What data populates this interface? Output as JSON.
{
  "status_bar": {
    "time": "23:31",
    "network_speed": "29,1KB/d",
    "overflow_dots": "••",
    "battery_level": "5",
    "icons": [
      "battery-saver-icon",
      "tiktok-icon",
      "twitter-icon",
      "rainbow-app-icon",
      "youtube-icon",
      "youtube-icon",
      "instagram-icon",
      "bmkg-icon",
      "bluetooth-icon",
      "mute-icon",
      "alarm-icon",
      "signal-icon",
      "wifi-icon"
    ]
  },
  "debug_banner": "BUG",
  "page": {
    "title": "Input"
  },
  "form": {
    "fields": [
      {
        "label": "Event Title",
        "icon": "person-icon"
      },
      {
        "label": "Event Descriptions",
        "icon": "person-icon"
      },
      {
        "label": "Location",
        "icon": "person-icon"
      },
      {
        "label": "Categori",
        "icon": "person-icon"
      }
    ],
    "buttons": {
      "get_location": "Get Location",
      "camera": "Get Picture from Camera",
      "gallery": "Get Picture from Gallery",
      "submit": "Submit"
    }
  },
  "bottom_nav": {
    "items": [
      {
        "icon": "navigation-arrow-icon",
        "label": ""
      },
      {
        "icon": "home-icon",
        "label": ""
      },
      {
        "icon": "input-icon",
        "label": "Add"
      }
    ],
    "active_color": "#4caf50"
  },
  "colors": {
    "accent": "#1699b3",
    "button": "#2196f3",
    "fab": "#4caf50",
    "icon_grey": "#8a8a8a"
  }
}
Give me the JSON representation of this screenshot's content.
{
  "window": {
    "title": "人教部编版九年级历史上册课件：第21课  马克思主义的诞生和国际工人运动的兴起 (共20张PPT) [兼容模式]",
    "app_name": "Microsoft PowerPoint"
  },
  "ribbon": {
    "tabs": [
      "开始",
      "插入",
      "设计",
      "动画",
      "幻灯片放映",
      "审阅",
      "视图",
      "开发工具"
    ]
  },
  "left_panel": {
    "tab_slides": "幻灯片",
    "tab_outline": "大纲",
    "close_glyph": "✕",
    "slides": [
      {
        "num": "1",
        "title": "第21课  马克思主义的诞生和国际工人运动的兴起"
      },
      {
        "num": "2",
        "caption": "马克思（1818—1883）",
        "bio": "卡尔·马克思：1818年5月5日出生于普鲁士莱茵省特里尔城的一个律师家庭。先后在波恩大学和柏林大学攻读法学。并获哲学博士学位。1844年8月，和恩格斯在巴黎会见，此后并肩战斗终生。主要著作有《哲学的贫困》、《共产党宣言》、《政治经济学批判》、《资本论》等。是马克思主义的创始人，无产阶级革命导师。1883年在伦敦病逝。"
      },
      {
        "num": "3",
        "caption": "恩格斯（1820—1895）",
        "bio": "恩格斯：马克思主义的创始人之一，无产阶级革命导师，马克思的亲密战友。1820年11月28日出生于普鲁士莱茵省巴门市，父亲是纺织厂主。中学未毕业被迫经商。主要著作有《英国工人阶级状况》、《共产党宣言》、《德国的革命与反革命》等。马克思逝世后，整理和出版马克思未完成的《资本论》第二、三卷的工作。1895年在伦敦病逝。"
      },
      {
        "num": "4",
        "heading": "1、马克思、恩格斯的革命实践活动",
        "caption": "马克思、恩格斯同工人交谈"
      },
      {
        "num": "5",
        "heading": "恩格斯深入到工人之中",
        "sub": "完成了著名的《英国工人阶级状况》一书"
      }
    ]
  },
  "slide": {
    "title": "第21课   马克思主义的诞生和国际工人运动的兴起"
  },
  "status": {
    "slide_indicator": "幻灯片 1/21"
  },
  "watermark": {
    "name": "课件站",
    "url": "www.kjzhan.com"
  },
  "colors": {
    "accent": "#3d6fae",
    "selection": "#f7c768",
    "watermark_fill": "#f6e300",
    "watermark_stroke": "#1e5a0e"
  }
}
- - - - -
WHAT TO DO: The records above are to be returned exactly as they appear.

OUTPUT:
What data populates this interface? Output as JSON.
{
  "status_bar": {
    "time": "23:31",
    "network_speed": "29,1KB/d",
    "overflow_dots": "••",
    "battery_level": "5",
    "icons": [
      "battery-saver-icon",
      "tiktok-icon",
      "twitter-icon",
      "rainbow-app-icon",
      "youtube-icon",
      "youtube-icon",
      "instagram-icon",
      "bmkg-icon",
      "bluetooth-icon",
      "mute-icon",
      "alarm-icon",
      "signal-icon",
      "wifi-icon"
    ]
  },
  "debug_banner": "BUG",
  "page": {
    "title": "Input"
  },
  "form": {
    "fields": [
      {
        "label": "Event Title",
        "icon": "person-icon"
      },
      {
        "label": "Event Descriptions",
        "icon": "person-icon"
      },
      {
        "label": "Location",
        "icon": "person-icon"
      },
      {
        "label": "Categori",
        "icon": "person-icon"
      }
    ],
    "buttons": {
      "get_location": "Get Location",
      "camera": "Get Picture from Camera",
      "gallery": "Get Picture from Gallery",
      "submit": "Submit"
    }
  },
  "bottom_nav": {
    "items": [
      {
        "icon": "navigation-arrow-icon",
        "label": ""
      },
      {
        "icon": "home-icon",
        "label": ""
      },
      {
        "icon": "input-icon",
        "label": "Add"
      }
    ],
    "active_color": "#4caf50"
  },
  "colors": {
    "accent": "#1699b3",
    "button": "#2196f3",
    "fab": "#4caf50",
    "icon_grey": "#8a8a8a"
  }
}
Give me the JSON representation of this screenshot's content.
{
  "window": {
    "title": "人教部编版九年级历史上册课件：第21课  马克思主义的诞生和国际工人运动的兴起 (共20张PPT) [兼容模式]",
    "app_name": "Microsoft PowerPoint"
  },
  "ribbon": {
    "tabs": [
      "开始",
      "插入",
      "设计",
      "动画",
      "幻灯片放映",
      "审阅",
      "视图",
      "开发工具"
    ]
  },
  "left_panel": {
    "tab_slides": "幻灯片",
    "tab_outline": "大纲",
    "close_glyph": "✕",
    "slides": [
      {
        "num": "1",
        "title": "第21课  马克思主义的诞生和国际工人运动的兴起"
      },
      {
        "num": "2",
        "caption": "马克思（1818—1883）",
        "bio": "卡尔·马克思：1818年5月5日出生于普鲁士莱茵省特里尔城的一个律师家庭。先后在波恩大学和柏林大学攻读法学。并获哲学博士学位。1844年8月，和恩格斯在巴黎会见，此后并肩战斗终生。主要著作有《哲学的贫困》、《共产党宣言》、《政治经济学批判》、《资本论》等。是马克思主义的创始人，无产阶级革命导师。1883年在伦敦病逝。"
      },
      {
        "num": "3",
        "caption": "恩格斯（1820—1895）",
        "bio": "恩格斯：马克思主义的创始人之一，无产阶级革命导师，马克思的亲密战友。1820年11月28日出生于普鲁士莱茵省巴门市，父亲是纺织厂主。中学未毕业被迫经商。主要著作有《英国工人阶级状况》、《共产党宣言》、《德国的革命与反革命》等。马克思逝世后，整理和出版马克思未完成的《资本论》第二、三卷的工作。1895年在伦敦病逝。"
      },
      {
        "num": "4",
        "heading": "1、马克思、恩格斯的革命实践活动",
        "caption": "马克思、恩格斯同工人交谈"
      },
      {
        "num": "5",
        "heading": "恩格斯深入到工人之中",
        "sub": "完成了著名的《英国工人阶级状况》一书"
      }
    ]
  },
  "slide": {
    "title": "第21课   马克思主义的诞生和国际工人运动的兴起"
  },
  "status": {
    "slide_indicator": "幻灯片 1/21"
  },
  "watermark": {
    "name": "课件站",
    "url": "www.kjzhan.com"
  },
  "colors": {
    "accent": "#3d6fae",
    "selection": "#f7c768",
    "watermark_fill": "#f6e300",
    "watermark_stroke": "#1e5a0e"
  }
}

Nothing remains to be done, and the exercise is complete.